The issue of hair and the role it actually plays in elections has become one of the most enduring urban legends of American politics. Plenty of people repeat the adage that "the candidate with the best hair always wins" as gospel.
MF Global is another glaring example of our hypocrisy and cronyism and lack of will to restore rule of law to our financial system. The perception is that the needle has moved further in the wrong direction.
Coming this fall, as President Obama makes his final push for a second term, his Justice Department will finally give the public what it wants in the form of an arrest of a major Wall Street figure for his role in the financial crisis.
Even if all of the MF Global money is eventually clawed back and recovered, this remains an impermissible act. People have been denied access to their money, and businesses and reputations have been tarnished. So far, no one has been held accountable.

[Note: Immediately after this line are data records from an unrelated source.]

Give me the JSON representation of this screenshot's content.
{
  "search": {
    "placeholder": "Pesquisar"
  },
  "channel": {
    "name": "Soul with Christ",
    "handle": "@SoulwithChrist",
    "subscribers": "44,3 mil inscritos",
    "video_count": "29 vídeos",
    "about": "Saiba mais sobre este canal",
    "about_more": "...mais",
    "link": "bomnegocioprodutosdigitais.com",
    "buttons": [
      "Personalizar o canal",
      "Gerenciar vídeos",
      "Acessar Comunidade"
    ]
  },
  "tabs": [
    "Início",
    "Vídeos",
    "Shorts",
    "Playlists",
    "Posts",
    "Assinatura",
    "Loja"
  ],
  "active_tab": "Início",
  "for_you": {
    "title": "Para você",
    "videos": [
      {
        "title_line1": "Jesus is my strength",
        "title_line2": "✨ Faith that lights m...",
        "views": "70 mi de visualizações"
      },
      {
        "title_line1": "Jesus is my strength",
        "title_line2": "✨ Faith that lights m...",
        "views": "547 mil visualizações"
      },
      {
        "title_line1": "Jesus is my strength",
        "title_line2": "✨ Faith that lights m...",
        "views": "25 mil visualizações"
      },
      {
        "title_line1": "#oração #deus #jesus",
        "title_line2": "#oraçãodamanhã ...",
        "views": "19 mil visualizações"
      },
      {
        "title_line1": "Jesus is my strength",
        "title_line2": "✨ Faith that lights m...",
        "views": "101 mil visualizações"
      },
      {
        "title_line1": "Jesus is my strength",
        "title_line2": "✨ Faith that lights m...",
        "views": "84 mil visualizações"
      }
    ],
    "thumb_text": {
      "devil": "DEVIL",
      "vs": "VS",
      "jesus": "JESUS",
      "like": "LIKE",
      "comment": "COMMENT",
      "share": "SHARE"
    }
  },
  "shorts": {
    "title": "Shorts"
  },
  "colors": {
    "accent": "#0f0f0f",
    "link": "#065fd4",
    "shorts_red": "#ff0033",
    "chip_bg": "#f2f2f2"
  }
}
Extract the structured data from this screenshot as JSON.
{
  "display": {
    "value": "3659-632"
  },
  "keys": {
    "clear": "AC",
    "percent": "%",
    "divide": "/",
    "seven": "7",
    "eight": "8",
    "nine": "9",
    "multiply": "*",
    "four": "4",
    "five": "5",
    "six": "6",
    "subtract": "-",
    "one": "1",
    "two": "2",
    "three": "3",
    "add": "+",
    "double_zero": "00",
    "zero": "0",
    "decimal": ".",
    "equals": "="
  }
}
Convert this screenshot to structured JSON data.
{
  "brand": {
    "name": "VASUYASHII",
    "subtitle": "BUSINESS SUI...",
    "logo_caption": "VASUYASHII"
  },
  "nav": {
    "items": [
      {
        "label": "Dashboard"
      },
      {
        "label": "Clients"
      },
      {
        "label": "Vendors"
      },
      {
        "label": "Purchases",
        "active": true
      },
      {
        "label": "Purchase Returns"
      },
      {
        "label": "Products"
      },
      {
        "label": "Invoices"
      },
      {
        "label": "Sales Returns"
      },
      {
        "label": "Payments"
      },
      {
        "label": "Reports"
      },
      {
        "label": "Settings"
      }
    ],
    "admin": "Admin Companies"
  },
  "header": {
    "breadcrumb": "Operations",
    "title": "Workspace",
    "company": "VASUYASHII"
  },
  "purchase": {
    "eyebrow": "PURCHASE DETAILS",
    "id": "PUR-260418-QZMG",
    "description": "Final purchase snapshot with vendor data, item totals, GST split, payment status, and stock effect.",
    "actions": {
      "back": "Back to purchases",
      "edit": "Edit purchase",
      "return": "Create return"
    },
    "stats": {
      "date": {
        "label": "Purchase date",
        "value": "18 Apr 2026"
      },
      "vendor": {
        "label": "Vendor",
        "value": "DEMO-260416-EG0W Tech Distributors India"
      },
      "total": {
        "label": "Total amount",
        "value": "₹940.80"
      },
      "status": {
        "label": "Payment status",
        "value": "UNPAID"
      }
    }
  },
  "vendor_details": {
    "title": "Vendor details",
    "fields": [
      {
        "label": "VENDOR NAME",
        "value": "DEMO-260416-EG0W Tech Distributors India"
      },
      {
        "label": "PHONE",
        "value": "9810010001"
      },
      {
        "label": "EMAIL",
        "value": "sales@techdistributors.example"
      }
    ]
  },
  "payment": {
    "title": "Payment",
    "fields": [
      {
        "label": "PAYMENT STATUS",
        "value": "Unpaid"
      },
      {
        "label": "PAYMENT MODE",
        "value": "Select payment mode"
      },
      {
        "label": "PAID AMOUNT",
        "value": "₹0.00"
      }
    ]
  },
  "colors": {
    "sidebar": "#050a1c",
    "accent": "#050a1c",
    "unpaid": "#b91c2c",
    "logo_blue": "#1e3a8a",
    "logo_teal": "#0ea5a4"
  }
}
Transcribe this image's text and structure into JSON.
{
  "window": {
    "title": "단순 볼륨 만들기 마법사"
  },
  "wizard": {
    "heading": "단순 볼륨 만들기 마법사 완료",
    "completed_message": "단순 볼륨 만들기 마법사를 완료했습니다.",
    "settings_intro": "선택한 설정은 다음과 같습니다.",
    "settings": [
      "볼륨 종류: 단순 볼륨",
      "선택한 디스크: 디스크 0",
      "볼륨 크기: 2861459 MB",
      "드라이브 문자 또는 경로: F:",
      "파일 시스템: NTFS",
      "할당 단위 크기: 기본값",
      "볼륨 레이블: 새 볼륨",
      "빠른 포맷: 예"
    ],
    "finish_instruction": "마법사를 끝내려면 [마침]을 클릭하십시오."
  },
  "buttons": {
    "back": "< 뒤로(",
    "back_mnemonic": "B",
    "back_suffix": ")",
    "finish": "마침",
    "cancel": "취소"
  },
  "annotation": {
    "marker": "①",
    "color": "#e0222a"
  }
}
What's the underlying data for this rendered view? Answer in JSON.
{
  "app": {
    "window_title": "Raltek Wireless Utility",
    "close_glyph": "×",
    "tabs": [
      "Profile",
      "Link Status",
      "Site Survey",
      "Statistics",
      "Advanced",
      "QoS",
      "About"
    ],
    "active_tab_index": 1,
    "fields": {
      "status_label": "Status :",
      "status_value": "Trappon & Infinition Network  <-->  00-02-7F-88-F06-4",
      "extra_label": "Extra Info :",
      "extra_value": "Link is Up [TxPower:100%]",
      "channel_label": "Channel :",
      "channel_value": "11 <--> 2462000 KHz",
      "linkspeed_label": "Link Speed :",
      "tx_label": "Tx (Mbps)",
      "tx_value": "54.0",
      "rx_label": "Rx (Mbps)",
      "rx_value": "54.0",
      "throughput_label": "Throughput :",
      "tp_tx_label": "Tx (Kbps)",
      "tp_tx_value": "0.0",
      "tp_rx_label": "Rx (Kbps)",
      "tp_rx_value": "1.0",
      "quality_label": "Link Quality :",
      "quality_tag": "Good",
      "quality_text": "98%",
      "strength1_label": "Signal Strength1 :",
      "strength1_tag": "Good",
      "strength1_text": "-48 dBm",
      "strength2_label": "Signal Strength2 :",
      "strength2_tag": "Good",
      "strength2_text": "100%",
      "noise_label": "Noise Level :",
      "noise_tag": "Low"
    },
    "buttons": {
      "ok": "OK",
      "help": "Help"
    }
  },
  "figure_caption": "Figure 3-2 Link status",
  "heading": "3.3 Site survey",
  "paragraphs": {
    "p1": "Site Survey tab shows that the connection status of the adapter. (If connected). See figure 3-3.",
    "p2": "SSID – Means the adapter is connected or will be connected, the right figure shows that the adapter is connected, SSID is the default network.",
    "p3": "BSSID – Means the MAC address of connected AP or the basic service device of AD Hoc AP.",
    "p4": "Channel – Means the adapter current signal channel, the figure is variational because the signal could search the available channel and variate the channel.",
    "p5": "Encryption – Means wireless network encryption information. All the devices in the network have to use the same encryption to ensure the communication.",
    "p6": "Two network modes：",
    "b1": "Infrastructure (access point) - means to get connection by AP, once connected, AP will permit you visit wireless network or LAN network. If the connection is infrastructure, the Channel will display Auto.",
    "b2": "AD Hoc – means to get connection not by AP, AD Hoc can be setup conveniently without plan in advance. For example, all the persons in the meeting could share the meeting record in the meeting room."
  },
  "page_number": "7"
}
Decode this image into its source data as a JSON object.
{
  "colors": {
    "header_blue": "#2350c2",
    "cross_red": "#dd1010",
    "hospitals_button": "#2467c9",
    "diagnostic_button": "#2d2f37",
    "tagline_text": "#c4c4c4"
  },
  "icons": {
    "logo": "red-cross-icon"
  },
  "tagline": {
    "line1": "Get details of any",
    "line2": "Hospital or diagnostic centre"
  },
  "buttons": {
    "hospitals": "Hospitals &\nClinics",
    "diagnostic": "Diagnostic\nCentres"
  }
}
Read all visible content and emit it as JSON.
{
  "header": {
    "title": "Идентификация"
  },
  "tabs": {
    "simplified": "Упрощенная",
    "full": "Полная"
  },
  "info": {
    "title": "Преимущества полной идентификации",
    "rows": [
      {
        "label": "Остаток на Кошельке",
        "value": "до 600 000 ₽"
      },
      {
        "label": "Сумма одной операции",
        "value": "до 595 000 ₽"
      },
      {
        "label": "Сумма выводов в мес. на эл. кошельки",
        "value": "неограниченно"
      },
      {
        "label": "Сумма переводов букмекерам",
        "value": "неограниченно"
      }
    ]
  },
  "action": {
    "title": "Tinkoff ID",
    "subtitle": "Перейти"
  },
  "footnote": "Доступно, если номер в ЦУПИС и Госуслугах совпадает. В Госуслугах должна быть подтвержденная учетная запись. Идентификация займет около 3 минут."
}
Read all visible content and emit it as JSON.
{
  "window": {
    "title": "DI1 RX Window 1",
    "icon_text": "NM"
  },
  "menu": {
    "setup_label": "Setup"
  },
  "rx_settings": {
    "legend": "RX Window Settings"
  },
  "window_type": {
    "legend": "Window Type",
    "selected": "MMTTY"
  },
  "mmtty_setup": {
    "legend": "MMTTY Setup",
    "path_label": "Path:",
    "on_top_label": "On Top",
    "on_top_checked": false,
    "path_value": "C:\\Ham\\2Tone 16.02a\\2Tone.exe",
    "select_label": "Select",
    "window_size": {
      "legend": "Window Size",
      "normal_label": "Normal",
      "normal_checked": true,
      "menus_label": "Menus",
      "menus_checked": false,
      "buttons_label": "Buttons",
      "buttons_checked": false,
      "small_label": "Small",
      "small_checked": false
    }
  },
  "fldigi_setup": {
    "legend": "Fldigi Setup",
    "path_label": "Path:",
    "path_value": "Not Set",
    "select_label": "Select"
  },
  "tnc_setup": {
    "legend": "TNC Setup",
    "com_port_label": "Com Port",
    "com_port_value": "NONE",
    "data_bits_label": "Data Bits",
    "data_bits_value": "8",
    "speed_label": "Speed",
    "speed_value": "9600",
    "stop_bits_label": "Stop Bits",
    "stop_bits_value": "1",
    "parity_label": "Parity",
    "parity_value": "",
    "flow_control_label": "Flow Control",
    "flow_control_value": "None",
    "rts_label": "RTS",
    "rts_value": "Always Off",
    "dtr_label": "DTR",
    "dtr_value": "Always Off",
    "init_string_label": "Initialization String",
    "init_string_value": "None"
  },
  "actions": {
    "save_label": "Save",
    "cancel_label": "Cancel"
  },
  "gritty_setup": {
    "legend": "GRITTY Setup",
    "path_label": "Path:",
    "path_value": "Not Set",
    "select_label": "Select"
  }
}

Investors who are victims of crime or financial fraud might have an easier time dong background search in trying to avoid Ponzi schemes before making investments than guessing which bank, Future Commission Merchant, or broker goes bankrupt.
Greg Smith's recent wail of resignation made it clear that Goldman Sachs has long lost touch with these simple truths. The thing is, though, you don't have to be a client of Goldman's to lose out, you just have to be, well, a human.